Statistician Dr. Matt Briggs: Mooney shows a graph from their paper which is so silly that I refuse to picture it. He presents this graph, as do the authors, as if it were data. Which it is not. It is the output from a preposterously complex regression model (they “control” for 13 things!). Baseball fans: when do more beanballs, and hence more retaliations take place, in chilly April when the season has just begun and all are of good cheer, or late in hot August when tempers are up and when games start to feel a lot more crucial? Is the observed discrepancy therefore caused by climate change? Good grief, what a rotten paper, what a rotten theory.
Bloomberg News: 'The U.S. and European Union are pushing for a stronger explanation about the dangers of climate change and the consequences of failing to stem fossil-fuel emissions in the UN’s most extensive report on global warming...
“This report is a story of what happens if we don’t act, and what can happen if we do,” U.S. negotiators wrote. “It should be an effective story.” The text, they said, “lacks a threading narrative.”
'An article in the New York Times from 1947 about work of the Swedish geographer and glaciologist Hans Ahlmann. In that article and apparently a number of different articles, e.g. here, on the same topic, a potential catastrophic sea level rise is noted as a possibility if Greenland continues to melt at the rate observed then due to a “mysterious warming of the climate”.'
Greenpeace Co-Founder Patrick Moore in rare 30 min. debate: 'Carbon dioxide is actually lower now than it has been through the entire history of modern life.
'We are in a very cold period of the Earth's history. But The big lie -- and the really important fact-- is to call carbon dioxide a pollutant. And to teach our children this is heresy. CO2 is the most important nutrient food for all life on earth. we are carbon based life. Plants would rather have CO2 three to four times higher than it is today.'
Another month, another global heat record broken: Last month again set a new mark for global heat. And meteorologists say Earth is now on pace to tie the hottest year ever recorded, or more likely, to break it. The National Oceanic and Atmospheric Administration announced Monday that last month the globe averaged 60.3 degrees Fahrenheit (15.72 degrees Celsius). That was the hottest September in 135 years of record keeping. It was the fourth monthly record set this year, along with May, June and August.

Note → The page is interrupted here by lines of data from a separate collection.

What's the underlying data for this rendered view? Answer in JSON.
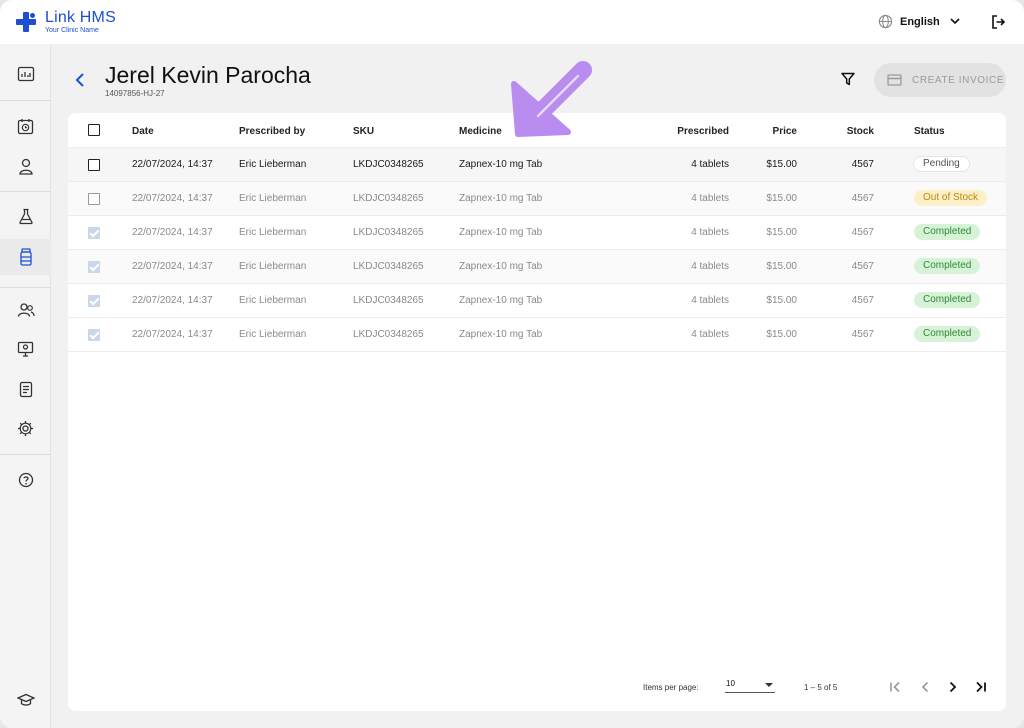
{
  "app": {
    "name": "Link HMS",
    "tagline": "Your Clinic Name"
  },
  "topbar": {
    "language": "English"
  },
  "patient": {
    "name": "Jerel Kevin Parocha",
    "id": "14097856-HJ-27"
  },
  "actions": {
    "create_invoice": "CREATE INVOICE"
  },
  "table": {
    "headers": {
      "date": "Date",
      "prescribed_by": "Prescribed by",
      "sku": "SKU",
      "medicine": "Medicine",
      "prescribed": "Prescribed",
      "price": "Price",
      "stock": "Stock",
      "status": "Status"
    },
    "rows": [
      {
        "date": "22/07/2024, 14:37",
        "prescribed_by": "Eric Lieberman",
        "sku": "LKDJC0348265",
        "medicine": "Zapnex-10 mg Tab",
        "prescribed": "4 tablets",
        "price": "$15.00",
        "stock": "4567",
        "status": "Pending",
        "checkbox": "unchecked"
      },
      {
        "date": "22/07/2024, 14:37",
        "prescribed_by": "Eric Lieberman",
        "sku": "LKDJC0348265",
        "medicine": "Zapnex-10 mg Tab",
        "prescribed": "4 tablets",
        "price": "$15.00",
        "stock": "4567",
        "status": "Out of Stock",
        "checkbox": "unchecked-disabled"
      },
      {
        "date": "22/07/2024, 14:37",
        "prescribed_by": "Eric Lieberman",
        "sku": "LKDJC0348265",
        "medicine": "Zapnex-10 mg Tab",
        "prescribed": "4 tablets",
        "price": "$15.00",
        "stock": "4567",
        "status": "Completed",
        "checkbox": "checked-disabled"
      },
      {
        "date": "22/07/2024, 14:37",
        "prescribed_by": "Eric Lieberman",
        "sku": "LKDJC0348265",
        "medicine": "Zapnex-10 mg Tab",
        "prescribed": "4 tablets",
        "price": "$15.00",
        "stock": "4567",
        "status": "Completed",
        "checkbox": "checked-disabled"
      },
      {
        "date": "22/07/2024, 14:37",
        "prescribed_by": "Eric Lieberman",
        "sku": "LKDJC0348265",
        "medicine": "Zapnex-10 mg Tab",
        "prescribed": "4 tablets",
        "price": "$15.00",
        "stock": "4567",
        "status": "Completed",
        "checkbox": "checked-disabled"
      },
      {
        "date": "22/07/2024, 14:37",
        "prescribed_by": "Eric Lieberman",
        "sku": "LKDJC0348265",
        "medicine": "Zapnex-10 mg Tab",
        "prescribed": "4 tablets",
        "price": "$15.00",
        "stock": "4567",
        "status": "Completed",
        "checkbox": "checked-disabled"
      }
    ]
  },
  "pagination": {
    "items_per_page_label": "Items per page:",
    "items_per_page": "10",
    "range": "1 – 5 of 5"
  },
  "icons": {
    "sidebar": [
      "dashboard-icon",
      "appointments-icon",
      "patient-icon",
      "lab-icon",
      "pharmacy-icon",
      "staff-icon",
      "monitor-icon",
      "reports-icon",
      "settings-icon",
      "help-icon",
      "education-icon"
    ],
    "topbar": [
      "globe-icon",
      "chevron-down-icon",
      "logout-icon"
    ]
  },
  "colors": {
    "brand": "#1f4fd1",
    "pending": "#555555",
    "out_of_stock_bg": "#fdf0c8",
    "out_of_stock_text": "#b88a07",
    "completed_bg": "#d6f3d7",
    "completed_text": "#2f8a34",
    "annotation": "#b98cf0"
  }
}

"It's pretty likely" that 2014 will break the record for hottest year, said NOAA climate scientist Jessica Blunden.